**WORK REQUEST:**
As the answer, give a copy of each line below that includes the word "JSON".

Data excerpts
* * *

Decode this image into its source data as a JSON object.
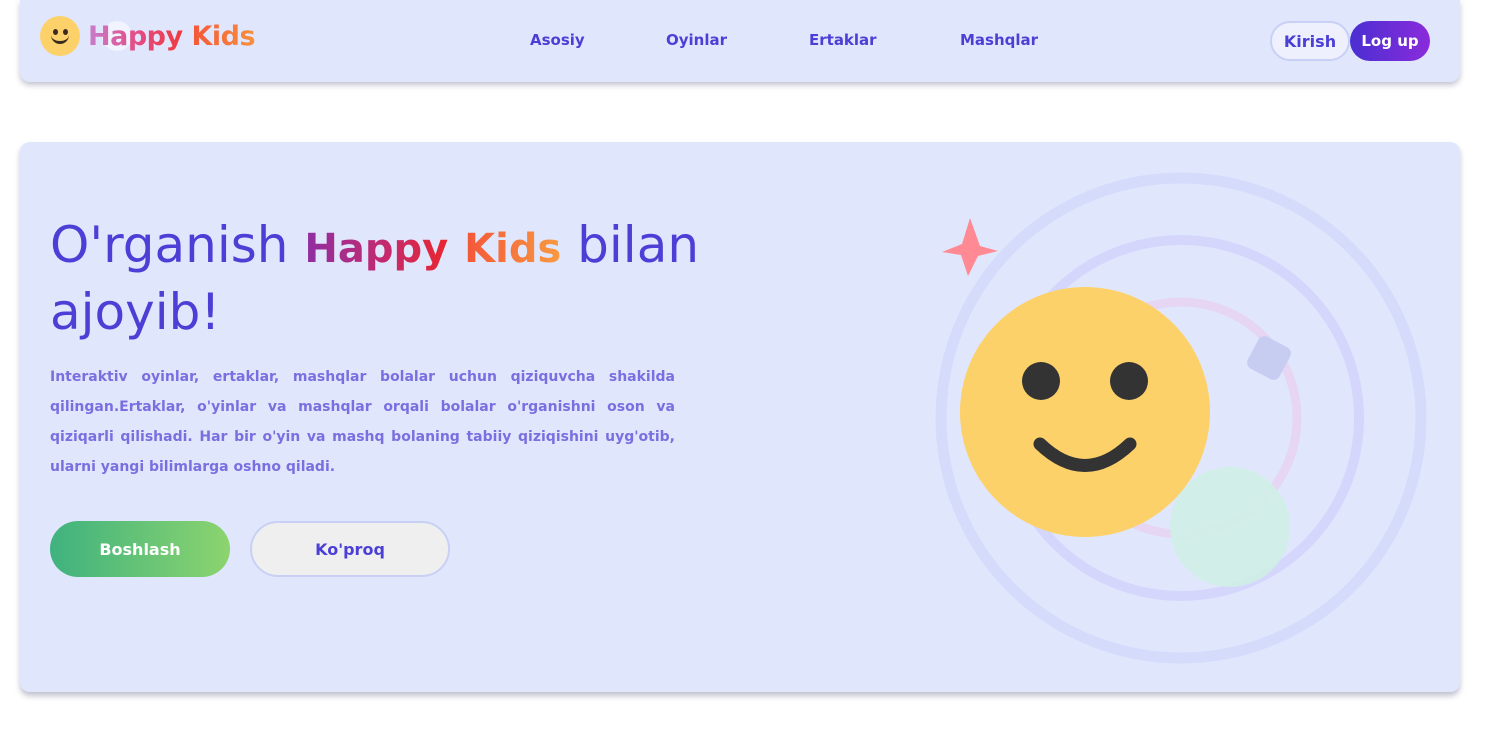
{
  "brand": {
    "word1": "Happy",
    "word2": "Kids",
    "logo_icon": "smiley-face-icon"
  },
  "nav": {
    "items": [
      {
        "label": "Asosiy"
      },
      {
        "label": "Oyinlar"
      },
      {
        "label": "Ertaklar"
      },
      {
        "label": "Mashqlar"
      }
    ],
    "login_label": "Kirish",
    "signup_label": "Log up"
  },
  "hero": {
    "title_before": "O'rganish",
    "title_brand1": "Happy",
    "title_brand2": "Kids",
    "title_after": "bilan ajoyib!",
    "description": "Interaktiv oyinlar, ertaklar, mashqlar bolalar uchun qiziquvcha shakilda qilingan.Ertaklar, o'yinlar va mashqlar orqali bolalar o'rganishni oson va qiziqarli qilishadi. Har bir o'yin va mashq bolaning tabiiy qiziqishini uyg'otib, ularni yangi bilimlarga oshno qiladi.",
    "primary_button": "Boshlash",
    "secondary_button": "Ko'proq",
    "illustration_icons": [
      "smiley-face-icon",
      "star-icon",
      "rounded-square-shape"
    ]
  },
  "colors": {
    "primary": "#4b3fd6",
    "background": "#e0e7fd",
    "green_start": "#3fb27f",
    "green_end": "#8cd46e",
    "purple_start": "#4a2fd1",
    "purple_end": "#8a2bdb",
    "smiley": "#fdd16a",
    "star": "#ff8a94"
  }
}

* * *

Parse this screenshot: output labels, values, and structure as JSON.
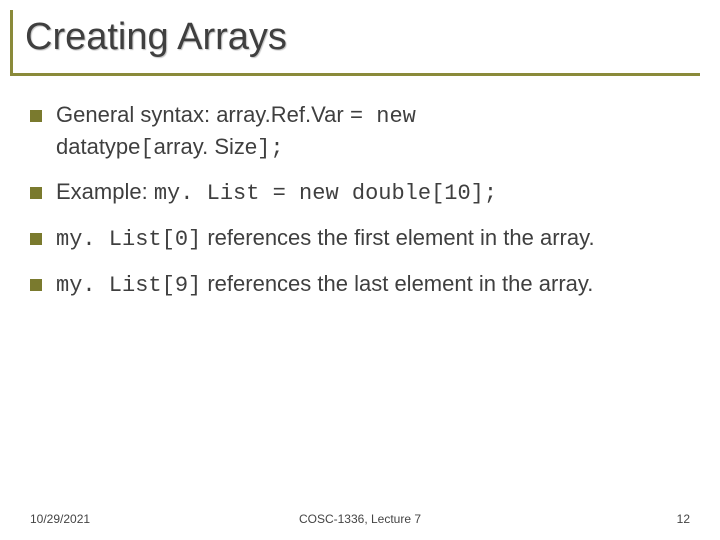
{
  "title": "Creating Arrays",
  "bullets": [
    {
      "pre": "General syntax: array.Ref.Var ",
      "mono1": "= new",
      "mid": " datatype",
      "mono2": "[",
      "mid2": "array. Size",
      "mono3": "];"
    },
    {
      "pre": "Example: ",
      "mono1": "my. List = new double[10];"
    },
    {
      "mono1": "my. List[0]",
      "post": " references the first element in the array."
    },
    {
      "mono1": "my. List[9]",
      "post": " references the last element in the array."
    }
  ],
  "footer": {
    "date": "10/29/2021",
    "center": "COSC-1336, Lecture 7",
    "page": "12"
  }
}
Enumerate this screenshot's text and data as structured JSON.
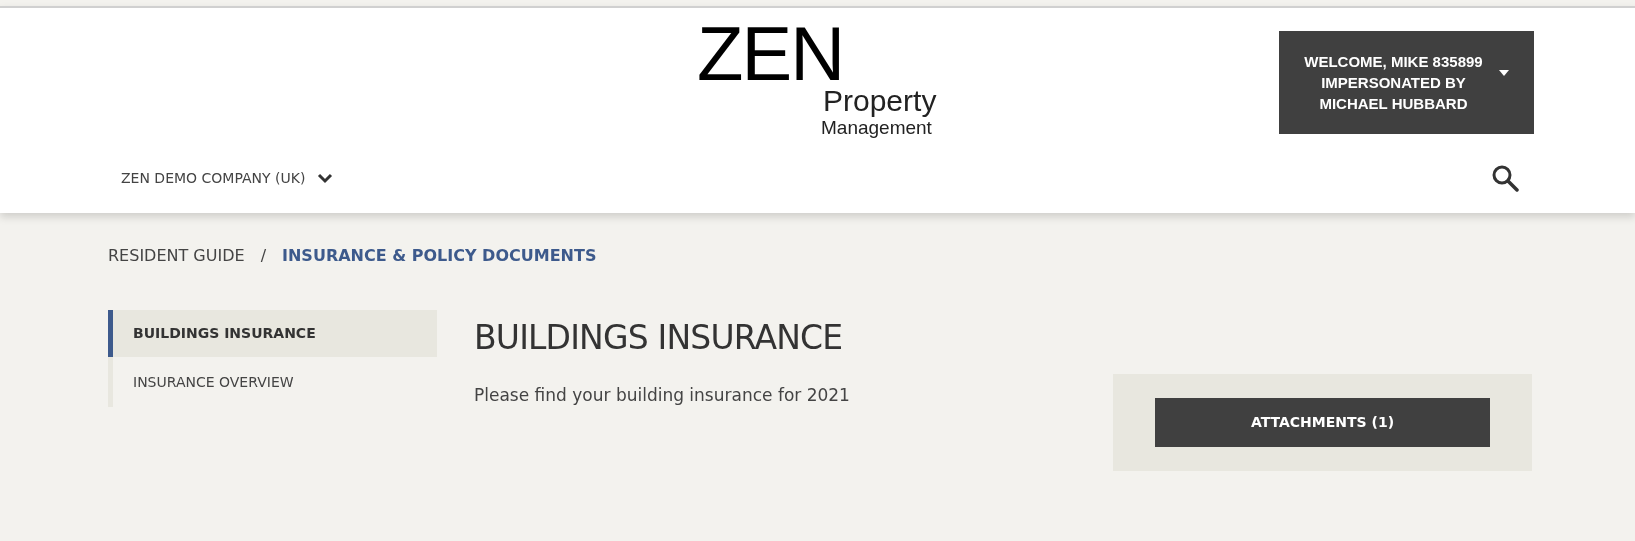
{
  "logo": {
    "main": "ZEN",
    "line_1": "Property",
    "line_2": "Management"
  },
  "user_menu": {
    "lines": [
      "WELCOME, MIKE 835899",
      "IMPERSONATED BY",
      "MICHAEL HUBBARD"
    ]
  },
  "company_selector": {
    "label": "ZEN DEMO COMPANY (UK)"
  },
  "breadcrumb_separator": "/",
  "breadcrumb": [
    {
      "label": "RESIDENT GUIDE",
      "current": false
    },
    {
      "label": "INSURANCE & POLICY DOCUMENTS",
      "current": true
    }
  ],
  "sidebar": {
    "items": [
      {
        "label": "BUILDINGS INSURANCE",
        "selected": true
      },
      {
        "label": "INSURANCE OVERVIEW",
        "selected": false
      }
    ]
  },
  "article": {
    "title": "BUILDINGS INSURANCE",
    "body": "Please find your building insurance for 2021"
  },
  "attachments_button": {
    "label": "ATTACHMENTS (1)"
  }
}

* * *

**EXPECTED OUTPUT:**
Decode this image into its source data as a JSON object.
Parse this screenshot: output labels, values, and structure as JSON.
Enumerate this screenshot's text and data as structured JSON.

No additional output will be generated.